There was no warning before the wall of water hit, Alexander said.
The deaths include at least one child. Four people rescued by helicopter Saturday were taken to the hospital for hypothermia.
"It's pretty much recovery (now). We don't believe there's anybody left out there," Water Wheel Fire and Medical District Fire Chief Ron Sattelmaier said
The weather service estimates that up to 1.5 inch of rain fell over the area over an hour, and that the drainage took at least 30 minutes to reach the swimming hole. The thunderstorm hit about 8 miles upstream along Ellison Creek, which quickly flooded the narrow canyon where the swimmers were enjoying a cool dip a on a hot summer day, with highs in the 80s.
"They had no warning. They heard a roar, and it was on top of them," Sattelmaier said.
There had been thunderstorms throughout the area near Payson, about an hour and half's drive from Phoenix, but it wasn't raining where the swimmers were at the time. But it happened during monsoon season, when weather like this can strike furiously. Monsoon thunderstorms are a common, nearly daily occurrence in Arizona thanks to the mix of heat and moisture in the summer months.
"I wish there was a way from keeping people from getting in there during monsoon season. It happens every year. We've just been lucky something like this hasn't been this tragic," Sattelmaier said.
The flooding came after a severe thunderstorm pounded down on a nearby remote area that had been burned by a recent wildfire, Sattelmaier said.
The prospect of brewing monsoon thunderstorms and the deep burn scar over the ground that had charred away the pine trees, foliage and ground dust that would normally absorb rain were such a concern that the National Weather Service issued a flash-flood warning about an hour and a half before emergency crews were called to the scene.
"If it's an intense burn, it creates a glaze on the surface that just repels water," said Darren McCollum, a meteorologist. "We had some concerns. We got a lot worse news."
Maria Raya's 26th birthday was Sunday. Phoenix in July was searing hot.
So Maria and her family headed to Arizona's high country for what should have been a peaceful weekend splashing in a cool mountain stream.

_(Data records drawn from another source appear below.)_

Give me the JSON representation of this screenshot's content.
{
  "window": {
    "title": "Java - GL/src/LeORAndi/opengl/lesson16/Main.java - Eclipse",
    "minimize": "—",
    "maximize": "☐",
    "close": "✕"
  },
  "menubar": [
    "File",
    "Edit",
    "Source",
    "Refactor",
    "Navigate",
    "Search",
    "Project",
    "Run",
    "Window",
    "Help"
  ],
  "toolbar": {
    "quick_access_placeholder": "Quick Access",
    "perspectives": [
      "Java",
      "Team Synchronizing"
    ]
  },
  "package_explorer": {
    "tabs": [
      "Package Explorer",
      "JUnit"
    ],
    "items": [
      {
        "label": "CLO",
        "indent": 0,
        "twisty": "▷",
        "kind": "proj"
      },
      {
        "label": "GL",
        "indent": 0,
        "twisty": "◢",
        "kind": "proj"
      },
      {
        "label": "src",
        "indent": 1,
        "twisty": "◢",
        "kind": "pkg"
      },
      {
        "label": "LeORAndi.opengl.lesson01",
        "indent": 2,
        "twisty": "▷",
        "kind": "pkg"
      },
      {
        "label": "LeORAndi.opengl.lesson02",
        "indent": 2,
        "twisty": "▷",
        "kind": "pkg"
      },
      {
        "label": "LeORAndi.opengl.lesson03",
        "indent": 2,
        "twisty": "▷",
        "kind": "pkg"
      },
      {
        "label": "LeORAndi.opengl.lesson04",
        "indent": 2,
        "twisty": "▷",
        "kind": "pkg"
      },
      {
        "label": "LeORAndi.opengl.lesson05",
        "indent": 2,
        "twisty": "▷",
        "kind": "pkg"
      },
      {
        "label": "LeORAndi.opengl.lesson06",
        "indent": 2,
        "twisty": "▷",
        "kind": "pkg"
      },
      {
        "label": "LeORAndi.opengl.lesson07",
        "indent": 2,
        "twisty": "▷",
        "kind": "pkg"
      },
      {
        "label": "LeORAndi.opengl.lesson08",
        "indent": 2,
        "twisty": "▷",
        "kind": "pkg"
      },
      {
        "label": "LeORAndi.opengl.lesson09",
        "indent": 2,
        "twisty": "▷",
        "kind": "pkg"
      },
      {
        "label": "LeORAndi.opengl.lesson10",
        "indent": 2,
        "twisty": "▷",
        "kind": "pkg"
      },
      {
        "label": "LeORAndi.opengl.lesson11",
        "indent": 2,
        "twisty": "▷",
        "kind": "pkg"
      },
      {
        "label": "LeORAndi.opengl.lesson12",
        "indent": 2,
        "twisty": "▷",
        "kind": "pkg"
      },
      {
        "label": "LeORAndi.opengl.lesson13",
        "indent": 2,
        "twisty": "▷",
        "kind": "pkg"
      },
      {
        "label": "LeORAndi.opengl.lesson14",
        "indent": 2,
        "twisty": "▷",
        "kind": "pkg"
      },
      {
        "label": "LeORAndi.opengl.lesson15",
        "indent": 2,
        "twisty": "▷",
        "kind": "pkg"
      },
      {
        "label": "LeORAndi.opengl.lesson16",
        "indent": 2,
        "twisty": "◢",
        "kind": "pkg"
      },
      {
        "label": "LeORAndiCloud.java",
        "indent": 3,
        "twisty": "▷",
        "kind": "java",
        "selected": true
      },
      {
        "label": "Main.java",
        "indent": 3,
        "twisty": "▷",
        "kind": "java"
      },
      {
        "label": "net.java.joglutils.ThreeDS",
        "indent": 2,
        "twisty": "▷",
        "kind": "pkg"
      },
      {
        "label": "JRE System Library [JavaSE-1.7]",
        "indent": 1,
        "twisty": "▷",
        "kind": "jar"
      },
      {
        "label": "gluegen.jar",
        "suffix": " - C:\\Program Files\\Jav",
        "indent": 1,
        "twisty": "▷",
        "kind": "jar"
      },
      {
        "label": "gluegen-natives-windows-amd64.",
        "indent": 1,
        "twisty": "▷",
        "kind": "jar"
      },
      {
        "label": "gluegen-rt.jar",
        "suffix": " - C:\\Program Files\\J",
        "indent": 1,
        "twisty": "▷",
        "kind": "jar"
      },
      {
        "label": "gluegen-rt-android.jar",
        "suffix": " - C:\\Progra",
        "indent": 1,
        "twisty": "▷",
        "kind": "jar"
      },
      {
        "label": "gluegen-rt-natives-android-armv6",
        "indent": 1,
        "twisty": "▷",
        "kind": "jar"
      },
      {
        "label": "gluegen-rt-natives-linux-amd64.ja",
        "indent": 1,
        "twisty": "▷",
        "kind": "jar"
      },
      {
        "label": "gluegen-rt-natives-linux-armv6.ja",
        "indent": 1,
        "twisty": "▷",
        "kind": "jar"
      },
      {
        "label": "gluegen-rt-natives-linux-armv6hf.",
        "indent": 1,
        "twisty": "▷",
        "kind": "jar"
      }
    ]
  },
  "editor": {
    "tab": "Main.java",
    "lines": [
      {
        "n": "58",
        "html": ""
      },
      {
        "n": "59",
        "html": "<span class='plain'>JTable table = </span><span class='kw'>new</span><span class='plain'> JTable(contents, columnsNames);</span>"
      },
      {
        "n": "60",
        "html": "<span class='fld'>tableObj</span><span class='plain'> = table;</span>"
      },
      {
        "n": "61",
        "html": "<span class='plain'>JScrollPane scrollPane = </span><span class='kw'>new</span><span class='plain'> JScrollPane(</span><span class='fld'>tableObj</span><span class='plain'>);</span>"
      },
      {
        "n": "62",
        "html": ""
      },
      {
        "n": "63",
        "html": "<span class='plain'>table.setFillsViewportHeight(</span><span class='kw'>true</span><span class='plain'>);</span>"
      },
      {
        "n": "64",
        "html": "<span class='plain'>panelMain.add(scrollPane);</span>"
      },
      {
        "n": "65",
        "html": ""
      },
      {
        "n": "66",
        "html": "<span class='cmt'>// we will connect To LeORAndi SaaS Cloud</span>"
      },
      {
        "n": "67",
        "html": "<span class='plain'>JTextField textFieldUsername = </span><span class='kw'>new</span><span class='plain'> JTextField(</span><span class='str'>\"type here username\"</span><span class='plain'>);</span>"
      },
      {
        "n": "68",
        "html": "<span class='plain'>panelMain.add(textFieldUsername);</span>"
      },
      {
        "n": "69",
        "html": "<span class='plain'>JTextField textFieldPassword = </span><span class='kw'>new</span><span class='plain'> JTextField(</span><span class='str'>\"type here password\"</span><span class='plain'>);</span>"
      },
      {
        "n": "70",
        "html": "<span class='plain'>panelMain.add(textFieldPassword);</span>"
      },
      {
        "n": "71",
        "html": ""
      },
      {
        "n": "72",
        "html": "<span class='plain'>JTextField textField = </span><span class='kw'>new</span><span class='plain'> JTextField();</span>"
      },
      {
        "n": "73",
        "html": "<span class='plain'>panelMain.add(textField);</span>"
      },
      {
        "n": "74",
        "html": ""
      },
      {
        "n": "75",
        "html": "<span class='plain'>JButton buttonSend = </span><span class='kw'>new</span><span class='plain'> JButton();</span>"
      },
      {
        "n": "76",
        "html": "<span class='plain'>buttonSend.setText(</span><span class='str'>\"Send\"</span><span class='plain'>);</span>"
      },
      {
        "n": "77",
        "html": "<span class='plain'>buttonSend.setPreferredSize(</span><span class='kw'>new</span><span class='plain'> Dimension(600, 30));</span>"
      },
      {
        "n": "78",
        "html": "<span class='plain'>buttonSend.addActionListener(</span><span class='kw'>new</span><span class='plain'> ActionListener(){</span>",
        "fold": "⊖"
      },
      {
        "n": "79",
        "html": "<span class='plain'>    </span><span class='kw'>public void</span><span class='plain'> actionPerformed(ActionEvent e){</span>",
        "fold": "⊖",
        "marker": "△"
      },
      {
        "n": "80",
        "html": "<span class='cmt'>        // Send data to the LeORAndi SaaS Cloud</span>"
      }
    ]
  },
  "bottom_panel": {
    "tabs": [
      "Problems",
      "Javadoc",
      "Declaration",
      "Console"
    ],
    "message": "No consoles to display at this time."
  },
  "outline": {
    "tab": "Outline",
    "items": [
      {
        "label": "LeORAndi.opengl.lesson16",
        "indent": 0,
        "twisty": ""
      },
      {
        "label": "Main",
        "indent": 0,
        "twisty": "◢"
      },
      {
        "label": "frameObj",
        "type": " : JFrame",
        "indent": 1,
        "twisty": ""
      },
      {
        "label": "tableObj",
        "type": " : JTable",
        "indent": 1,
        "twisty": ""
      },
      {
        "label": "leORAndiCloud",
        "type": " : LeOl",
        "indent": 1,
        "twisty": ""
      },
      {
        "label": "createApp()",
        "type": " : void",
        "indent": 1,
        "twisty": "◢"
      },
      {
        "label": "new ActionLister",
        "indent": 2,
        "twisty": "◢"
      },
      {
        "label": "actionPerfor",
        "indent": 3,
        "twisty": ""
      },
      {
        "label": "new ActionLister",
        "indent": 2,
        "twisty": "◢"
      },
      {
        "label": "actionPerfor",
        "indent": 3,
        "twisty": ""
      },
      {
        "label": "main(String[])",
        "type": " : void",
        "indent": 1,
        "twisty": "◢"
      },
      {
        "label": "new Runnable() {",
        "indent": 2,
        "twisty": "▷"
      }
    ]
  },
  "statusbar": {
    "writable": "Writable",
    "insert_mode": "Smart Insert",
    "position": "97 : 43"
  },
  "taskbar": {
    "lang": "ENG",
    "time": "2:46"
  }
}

Instead, their trip turned deadly when a "40-foot-wide black wave" of rainwater, mud and debris tore through a narrow canyon and swept the family away on Saturday.
The water took Maria, the day before her birthday. It took her three children ages 3, 5 and 7, most likely her husband, as well, and five other family members, relatives said.
It led other relatives to clamber along the creek through knee-deep water, in the dark, shouting their names, until they made a terrible discovery: one child's body in the debris.
By Sunday, nine had been confirmed dead. Maria Raya's husband, Hector Miguel Garnica, 27, was still missing.
Officials had not released the names of the dead, but family members, who drove to Payson to help search, told The Arizona Republic that 14 family members were at the swimming hole when the flood struck around 3 p.m. Saturday.
The victims included:
- Maria Raya, who would have turned 26 on Sunday, and her children Emily, 3, and Mia, 5, and Hector Daniel, 7.
- Maria's sister Maribel Raya, 24, her daughter Erika Raya, 2, and Maribel's brother Javier Raya, 14.
- Selia Garcia, 60, the mother of Maria, Maribel and Javier.
- Jonathan Leon, 13, Celia Garcia's grandson.
All were from Phoenix.
Four other family members, a married couple and their two children, were treated at a local hospital for hypothermia and were released.